In a high-head Francis turbine, pressure amplitudes generated by the rotor-stator interactions are a major concern. A recently developed flow modeling technique was applied to investigate the rotor-stator interaction in the model Francis turbines for the first time. This technique obtained good agreement with the measured values. It has provided a compromise between numerical accuracy and the required computational power for simulating the complete turbine.
At the Francis-99 workshop, numerical simulations were conducted using three modeling approaches: (1) modeling of a complete turbine, (2) modeling of the components, and (3) passage modeling. The simulation of a complete turbine is more expensive than the other two approaches. No significant difference was found between the results obtained with the complete turbine and component modeling approaches. It was considered that the component modeling approach would provide the optimum solution when accurate boundary conditions are prescribed. Further, one can select a passage modeling approach and create a fine mesh near the boundaries to reduce the necessary computational power and time. This approach provides good results but does not consider the influence of the neighbouring passages. However, using recently developed techniques of passage modeling can provide reliable results, including dynamic pressure loading generated by rotor-stator interaction.
Input to the second Francis-99 workshop
To minimize the error due to the use of different mesh types and densities, it was noted that a mesh with a uniform density would be provided. The simulations would be conducted using the provided mesh only and validated with the provided experimental data. The mesh would be provided with different y+ values to accommodate different turbulence models. At the second Francis-99 workshop, both steady-state and transient operating conditions will be investigated. Numerical models will be validated with the steady-state experimental results, and the same model will be used for transient conditions.
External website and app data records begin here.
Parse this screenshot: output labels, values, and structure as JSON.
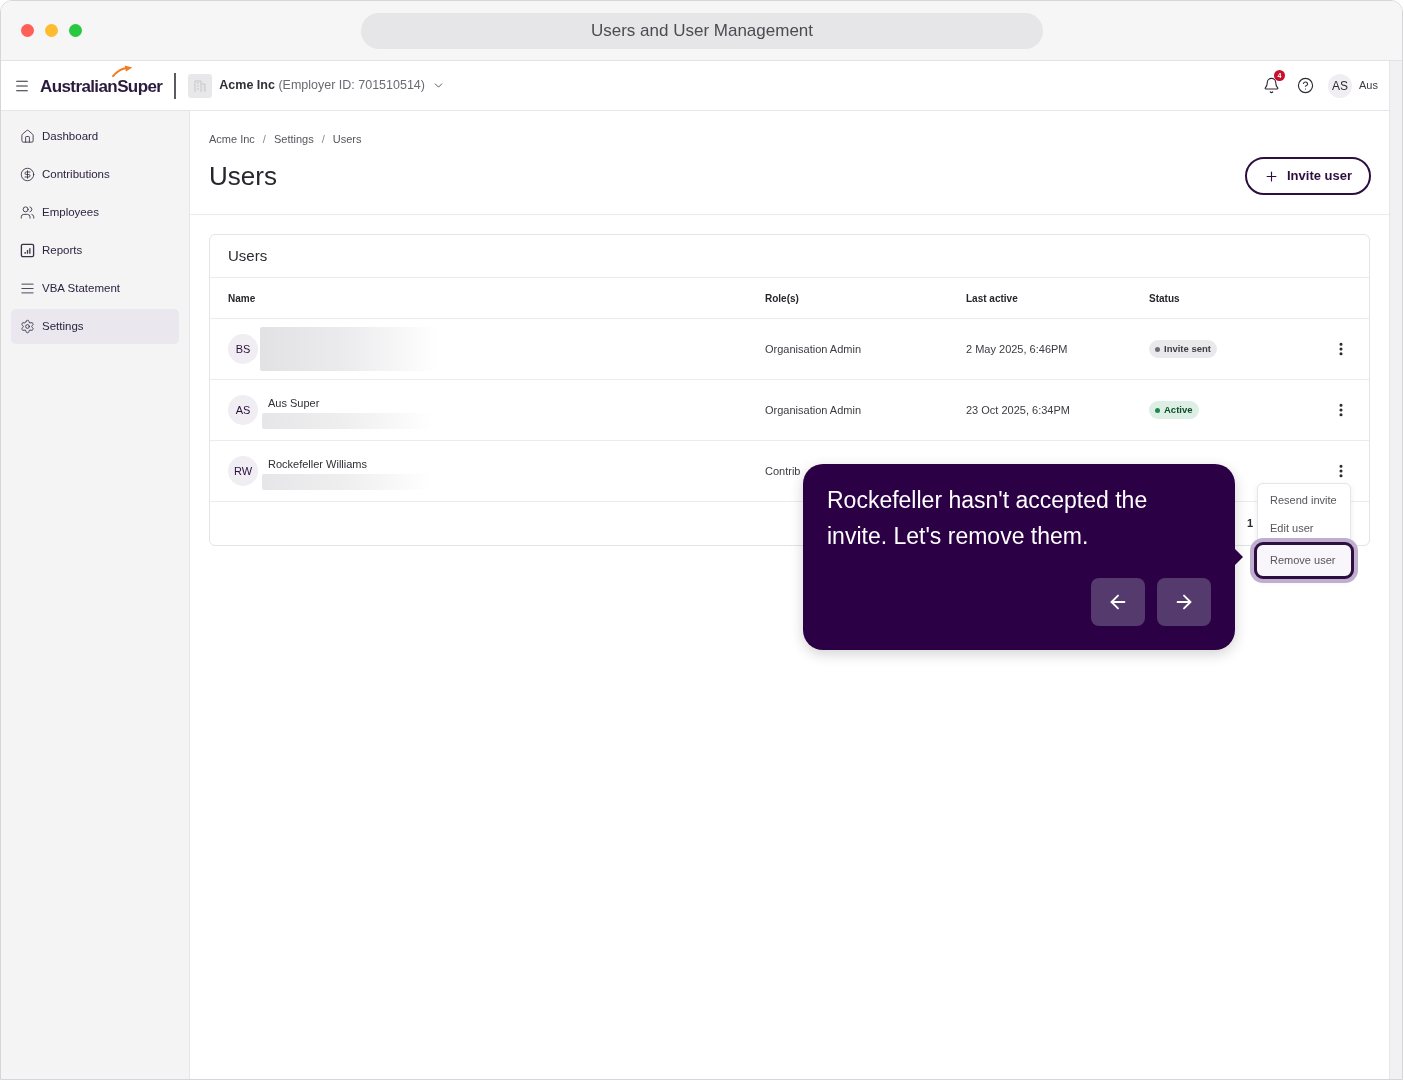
{
  "window": {
    "title": "Users and User Management"
  },
  "header": {
    "brand": "AustralianSuper",
    "organisation": "**Acme Inc** (Employer ID: 701510514)",
    "notifications": {
      "count": "4"
    },
    "user": {
      "initials": "AS",
      "name": "Aus"
    }
  },
  "sidebar": {
    "items": [
      {
        "label": "Dashboard",
        "selected": false
      },
      {
        "label": "Contributions",
        "selected": false
      },
      {
        "label": "Employees",
        "selected": false
      },
      {
        "label": "Reports",
        "selected": false
      },
      {
        "label": "VBA Statement",
        "selected": false
      },
      {
        "label": "Settings",
        "selected": true
      }
    ]
  },
  "page": {
    "breadcrumb": [
      {
        "label": "Acme Inc",
        "separator": "/"
      },
      {
        "label": "Settings",
        "separator": "/"
      },
      {
        "label": "Users"
      }
    ],
    "title": "Users",
    "invite_button": "Invite user"
  },
  "users_table": {
    "title": "Users",
    "columns": [
      "Name",
      "Role(s)",
      "Last active",
      "Status"
    ],
    "rows": [
      {
        "initials": "BS",
        "name_blurred": true,
        "role": "Organisation Admin",
        "last_active": "2 May 2025, 6:46PM",
        "status": {
          "label": "Invite sent",
          "color": "#6e6e78"
        }
      },
      {
        "initials": "AS",
        "name": "Aus Super",
        "email_blurred": true,
        "role": "Organisation Admin",
        "last_active": "23 Oct 2025, 6:34PM",
        "status": {
          "label": "Active",
          "color": "#1e8a4a"
        }
      },
      {
        "initials": "RW",
        "name": "Rockefeller Williams",
        "email_blurred": true,
        "role": "Contrib",
        "menu_open": true
      }
    ],
    "pagination": "1"
  },
  "row_menu": {
    "items": [
      {
        "label": "Resend invite",
        "highlighted": false
      },
      {
        "label": "Edit user",
        "highlighted": false
      },
      {
        "label": "Remove user",
        "highlighted": true
      }
    ]
  },
  "tour_tooltip": {
    "text": "Rockefeller hasn't accepted the invite. Let's remove them."
  }
}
Load variations and start-stop conditions will be investigated under transient operations. The primary focus will be numerical modeling and investigation of the hydraulic turbine during transient conditions.